The advantages of setting up a trust can include creditor protection, protection against certain property claims, asset protection for beneficiaries, tax benefits, and general protections against your estate.
A few disadvantages of setting up a trust can include losing ownership of your assets, cost of setting up a trust, maintenance of the trust, and the potential of future legislative changes. If you are undecided about adding a trust to your estate plan, it can be helpful to consult with a proven estate attorney in your area to learn about your options.
Should I Hire an Estate Planning Attorney?
Estate planning is serious and can carry with it major implications for your finances as well as the finances of those that you leave behind. An estate planning attorney can help you to:
- Understand your state’s estate planning laws and how they apply to you
- Sort out complex financial situations
- Give clarity to your family
- Provide many financial benefits for you and your family
Many choose to not hire an attorney for their estate planning needs due to the costs.

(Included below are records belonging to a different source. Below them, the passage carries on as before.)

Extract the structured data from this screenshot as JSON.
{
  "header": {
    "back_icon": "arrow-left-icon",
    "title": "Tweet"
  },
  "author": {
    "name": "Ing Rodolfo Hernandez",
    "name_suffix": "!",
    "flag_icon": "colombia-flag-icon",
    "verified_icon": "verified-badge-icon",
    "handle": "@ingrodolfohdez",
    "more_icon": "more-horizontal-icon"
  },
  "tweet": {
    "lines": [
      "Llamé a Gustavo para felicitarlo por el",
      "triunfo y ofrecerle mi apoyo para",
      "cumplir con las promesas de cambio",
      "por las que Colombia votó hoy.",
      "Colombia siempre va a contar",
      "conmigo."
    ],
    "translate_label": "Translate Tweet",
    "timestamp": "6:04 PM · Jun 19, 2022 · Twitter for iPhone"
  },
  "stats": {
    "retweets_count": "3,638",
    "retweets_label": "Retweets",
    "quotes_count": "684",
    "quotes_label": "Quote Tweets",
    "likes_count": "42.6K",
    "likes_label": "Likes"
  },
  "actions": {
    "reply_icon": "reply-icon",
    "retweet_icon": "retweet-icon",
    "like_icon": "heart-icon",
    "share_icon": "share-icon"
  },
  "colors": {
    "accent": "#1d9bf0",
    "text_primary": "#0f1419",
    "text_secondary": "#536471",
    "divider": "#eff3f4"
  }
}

Legal fees for estate planning will vary depending on the type and breadth of assets you have, the complexity of instructions, state laws, and the attorney you choose to hire. In general, fees for estate lawyers can be as high as $3k - $7k upfront with an additional hourly rate on top of that.
While it is understandable to consider other options to avoid potentially high legal fees, it is usually not a good idea to create an estate plan on your own. If your plan has one wrong word or misplaced phrase, it could have negative implications on your finances as well as your family’s.
Save Money With an Unbundled Lawyer Today
Estate planning lawyers typically charge so much because they handle every aspect of your estate planning needs when they agree to take you on as a client.
With unbundled legal help, you can hire an unbundled estate lawyer to take care of the more complicated parts of your estate planning, while you save money by handling the rest.
Fees for unbundled attorneys start as low as $500 - $1500. Not every estate plan is a good fit to be unbundled. If yours is more complex due to the amount or type of assets you have, our network of unbundled attorneys also offers full representation at affordable rates.
Before you spend thousands of dollars in upfront fees with a traditional estate planning lawyer, request a free consultation with one of our unbundled attorneys.